What is empathy, exactly? Is it the cure for all our social ills? Is it a skill to be acquired or something inherent in us all? Cris Beam addresses all this and more in her brilliant investigation into, and interrogation of, empathy. She approaches the topic with skepticism and curiosity, beginning with the more cynical use of empathy to describe how data mining allows companies to make us feel they empathize with us as they offer us things they think we want. She goes on to visit a courthouse experimenting with justice based on restitution vs. retribution here in the U.S., looks closely at the scientific research on mirror neurons, and interviews students in South Africa about the Truth and Reconciliation Commission. And she shares stories from her personal life that relate beautifully to the material. I learned a lot from this book, but it also touched me deeply. Take a chance.
A cogent, gorgeous examination of empathy, illuminating the myths, the science, and the power behind this transformative emotion
Empathy has become a gaping fault line in American culture. Pioneering programs aim to infuse our legal and educational systems with more empathic thinking, even as pundits argue over whether we should bother empathizing with our political opposites at all. Meanwhile, we are inundated with the buzzily termed “empathic marketing”—which may very well be a contradiction in terms.

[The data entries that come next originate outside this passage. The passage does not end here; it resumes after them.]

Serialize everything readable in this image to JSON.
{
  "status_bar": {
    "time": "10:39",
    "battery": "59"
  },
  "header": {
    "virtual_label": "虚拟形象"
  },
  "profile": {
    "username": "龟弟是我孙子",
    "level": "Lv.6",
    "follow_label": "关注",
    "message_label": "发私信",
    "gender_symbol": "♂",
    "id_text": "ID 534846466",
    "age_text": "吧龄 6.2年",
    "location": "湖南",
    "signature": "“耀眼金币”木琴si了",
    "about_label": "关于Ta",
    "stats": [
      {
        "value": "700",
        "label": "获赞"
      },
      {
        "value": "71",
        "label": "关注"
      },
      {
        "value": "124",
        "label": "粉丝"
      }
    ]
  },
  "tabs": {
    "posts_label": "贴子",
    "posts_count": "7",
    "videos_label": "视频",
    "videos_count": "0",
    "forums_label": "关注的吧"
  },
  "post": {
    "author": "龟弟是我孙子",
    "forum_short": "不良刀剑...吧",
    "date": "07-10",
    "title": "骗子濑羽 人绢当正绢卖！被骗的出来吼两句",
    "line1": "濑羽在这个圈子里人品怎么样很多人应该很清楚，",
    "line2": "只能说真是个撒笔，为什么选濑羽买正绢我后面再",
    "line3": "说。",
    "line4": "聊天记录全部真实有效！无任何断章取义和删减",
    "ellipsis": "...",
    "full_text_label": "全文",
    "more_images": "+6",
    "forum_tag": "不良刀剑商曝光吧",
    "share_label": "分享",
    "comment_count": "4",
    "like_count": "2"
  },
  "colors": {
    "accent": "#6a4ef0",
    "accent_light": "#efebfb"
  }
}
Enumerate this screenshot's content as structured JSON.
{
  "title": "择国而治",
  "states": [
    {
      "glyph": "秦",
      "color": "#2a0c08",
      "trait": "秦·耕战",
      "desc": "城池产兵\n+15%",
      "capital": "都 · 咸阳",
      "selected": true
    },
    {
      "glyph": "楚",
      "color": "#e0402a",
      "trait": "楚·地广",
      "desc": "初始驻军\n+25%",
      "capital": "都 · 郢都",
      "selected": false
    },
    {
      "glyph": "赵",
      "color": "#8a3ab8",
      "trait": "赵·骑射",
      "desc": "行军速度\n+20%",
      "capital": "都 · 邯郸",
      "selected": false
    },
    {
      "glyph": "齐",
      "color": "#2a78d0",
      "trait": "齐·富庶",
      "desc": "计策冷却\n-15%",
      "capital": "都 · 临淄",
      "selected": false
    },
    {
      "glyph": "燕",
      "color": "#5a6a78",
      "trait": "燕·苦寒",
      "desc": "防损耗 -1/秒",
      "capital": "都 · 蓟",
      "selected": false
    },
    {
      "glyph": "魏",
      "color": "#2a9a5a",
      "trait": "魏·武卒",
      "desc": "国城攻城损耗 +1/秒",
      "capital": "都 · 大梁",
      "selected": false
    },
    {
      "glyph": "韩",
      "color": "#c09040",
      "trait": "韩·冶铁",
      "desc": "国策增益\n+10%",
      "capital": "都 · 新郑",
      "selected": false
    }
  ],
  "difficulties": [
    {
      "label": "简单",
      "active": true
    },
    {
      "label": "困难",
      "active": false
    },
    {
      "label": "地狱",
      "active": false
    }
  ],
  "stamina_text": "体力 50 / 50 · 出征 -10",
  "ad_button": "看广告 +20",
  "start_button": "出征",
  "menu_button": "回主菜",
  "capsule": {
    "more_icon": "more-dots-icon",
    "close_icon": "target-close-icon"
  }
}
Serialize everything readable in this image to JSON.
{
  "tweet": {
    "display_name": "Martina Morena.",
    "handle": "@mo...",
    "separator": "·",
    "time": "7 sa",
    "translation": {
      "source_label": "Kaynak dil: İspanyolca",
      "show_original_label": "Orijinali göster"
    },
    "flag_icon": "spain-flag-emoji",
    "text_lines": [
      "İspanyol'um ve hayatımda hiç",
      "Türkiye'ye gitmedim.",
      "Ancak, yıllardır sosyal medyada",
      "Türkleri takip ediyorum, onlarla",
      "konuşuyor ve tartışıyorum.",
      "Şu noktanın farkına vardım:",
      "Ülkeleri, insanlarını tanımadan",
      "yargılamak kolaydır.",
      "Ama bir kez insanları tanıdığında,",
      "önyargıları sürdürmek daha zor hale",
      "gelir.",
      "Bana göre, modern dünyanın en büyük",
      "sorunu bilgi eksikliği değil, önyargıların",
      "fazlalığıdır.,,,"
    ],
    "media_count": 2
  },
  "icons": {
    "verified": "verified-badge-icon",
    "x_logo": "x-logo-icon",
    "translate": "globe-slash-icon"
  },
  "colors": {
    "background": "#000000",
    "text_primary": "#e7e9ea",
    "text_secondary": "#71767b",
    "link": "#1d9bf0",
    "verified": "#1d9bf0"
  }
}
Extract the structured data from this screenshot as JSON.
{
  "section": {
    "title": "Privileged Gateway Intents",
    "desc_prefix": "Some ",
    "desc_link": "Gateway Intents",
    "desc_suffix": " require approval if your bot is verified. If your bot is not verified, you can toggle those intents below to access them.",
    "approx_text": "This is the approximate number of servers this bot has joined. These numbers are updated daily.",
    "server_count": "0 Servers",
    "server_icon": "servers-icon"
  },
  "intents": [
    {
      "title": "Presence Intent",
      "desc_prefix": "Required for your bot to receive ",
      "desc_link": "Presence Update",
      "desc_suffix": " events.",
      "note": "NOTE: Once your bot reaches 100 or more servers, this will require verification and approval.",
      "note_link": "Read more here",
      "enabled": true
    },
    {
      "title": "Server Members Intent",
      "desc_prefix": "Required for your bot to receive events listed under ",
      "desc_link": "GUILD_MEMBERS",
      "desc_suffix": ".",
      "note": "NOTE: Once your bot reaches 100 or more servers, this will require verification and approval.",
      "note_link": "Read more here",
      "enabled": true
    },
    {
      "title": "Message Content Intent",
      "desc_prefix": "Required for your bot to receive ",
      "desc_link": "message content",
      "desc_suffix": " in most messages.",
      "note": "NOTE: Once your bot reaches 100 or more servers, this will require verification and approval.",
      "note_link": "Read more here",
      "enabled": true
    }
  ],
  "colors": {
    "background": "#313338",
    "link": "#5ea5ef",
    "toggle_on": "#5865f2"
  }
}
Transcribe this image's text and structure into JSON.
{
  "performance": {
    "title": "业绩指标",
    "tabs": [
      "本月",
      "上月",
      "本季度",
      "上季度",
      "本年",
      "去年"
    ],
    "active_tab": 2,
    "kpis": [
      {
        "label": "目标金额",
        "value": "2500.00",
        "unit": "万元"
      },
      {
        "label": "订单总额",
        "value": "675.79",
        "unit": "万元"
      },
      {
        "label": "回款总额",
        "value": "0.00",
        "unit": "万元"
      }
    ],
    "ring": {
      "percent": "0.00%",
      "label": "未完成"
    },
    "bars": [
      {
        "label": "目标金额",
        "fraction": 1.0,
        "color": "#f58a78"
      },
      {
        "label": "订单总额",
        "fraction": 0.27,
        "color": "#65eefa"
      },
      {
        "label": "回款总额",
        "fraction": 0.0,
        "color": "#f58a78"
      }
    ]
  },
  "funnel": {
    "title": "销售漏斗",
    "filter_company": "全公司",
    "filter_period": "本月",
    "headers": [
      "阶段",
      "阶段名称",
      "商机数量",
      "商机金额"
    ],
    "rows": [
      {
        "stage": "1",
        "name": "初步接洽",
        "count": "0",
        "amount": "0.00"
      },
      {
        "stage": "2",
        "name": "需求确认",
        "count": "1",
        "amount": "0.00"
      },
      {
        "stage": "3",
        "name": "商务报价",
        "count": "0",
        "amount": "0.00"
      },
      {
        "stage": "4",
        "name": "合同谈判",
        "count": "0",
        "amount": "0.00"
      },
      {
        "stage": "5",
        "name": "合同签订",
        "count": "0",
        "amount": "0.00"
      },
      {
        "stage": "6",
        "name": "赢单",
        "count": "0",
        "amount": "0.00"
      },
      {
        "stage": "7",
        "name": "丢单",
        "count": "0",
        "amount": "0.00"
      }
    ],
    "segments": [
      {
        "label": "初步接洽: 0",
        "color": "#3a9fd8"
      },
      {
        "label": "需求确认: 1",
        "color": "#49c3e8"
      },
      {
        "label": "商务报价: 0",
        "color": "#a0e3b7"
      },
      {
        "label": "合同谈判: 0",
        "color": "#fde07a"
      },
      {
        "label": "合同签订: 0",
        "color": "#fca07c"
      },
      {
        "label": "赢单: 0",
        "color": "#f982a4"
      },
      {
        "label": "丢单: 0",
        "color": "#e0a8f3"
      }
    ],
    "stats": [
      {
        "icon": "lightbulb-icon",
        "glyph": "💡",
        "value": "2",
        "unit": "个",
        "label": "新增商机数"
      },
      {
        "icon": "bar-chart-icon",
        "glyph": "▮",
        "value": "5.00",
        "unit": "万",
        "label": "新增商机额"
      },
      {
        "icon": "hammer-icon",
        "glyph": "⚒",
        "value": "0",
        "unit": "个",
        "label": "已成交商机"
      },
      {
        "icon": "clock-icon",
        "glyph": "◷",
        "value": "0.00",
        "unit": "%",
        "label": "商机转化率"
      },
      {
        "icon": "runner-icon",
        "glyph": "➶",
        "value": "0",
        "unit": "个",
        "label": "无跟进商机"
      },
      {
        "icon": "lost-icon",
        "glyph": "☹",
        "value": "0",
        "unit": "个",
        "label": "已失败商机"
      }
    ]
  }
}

In I Feel You, Cris Beam carves through the noise with a revelatory exploration of how we perform empathy, how it is learned, what it can do—indeed, what empathy is in the first place. She takes us to the labs where the neural networks of compassion are being mapped, and the classrooms where children are being trained to see others’ views. Beam visits courtrooms and prisons, asking how empathy might transform our justice system. She travels to places wracked by oppression and genocide, where reconciliation seems impossible, to report on efforts to heal society’s deepest wounds through human connection. And finally, she turns to how we, as individuals, can foster compassion for ourselves.
Brimming with the sensitive and nuanced storytelling that has made Beam one of our most respected journalists, I Feel You is an eye-opening affirmation of empathy’s potential.
About the Author
Cris Beam is the author of several award-winning books, including To The End of June: The Intimate Life of American Foster Care, and Transparent: Love, Family and Living the T with Transgender Teenagers. Her journalism has been featured in several national magazines and on public radio. Beam teaches creative writing at Columbia, NYU, and Bayview Women's Correctional Facility and lives in New York City.
"Cris Beam is an extraordinary writer possessed of a sharp, supple, and deeply generous mind. I Feel You is a triumph of reporting and personal reflection alike." --Meghan Daum, author of The Unspeakable: And Other Subjects Of Discussion
"[Beam's] exceptional intelligence, equally evident in her thinking and her writing, shines light on empathy from extraordinary angles . . . Her clear goal is to empower readers with the knowledge to enact the complicated and varied forms of empathy necessary to navigate modern times." -- Booklist, *starred* review
"An intelligent three-part exploration of empathy's cultural impact . . . Fascinating and well-rounded." -- Kirkus Reviews
"A lively and well-researched look at how humans experience empathy, and why we should all have more of it." -- Library Journal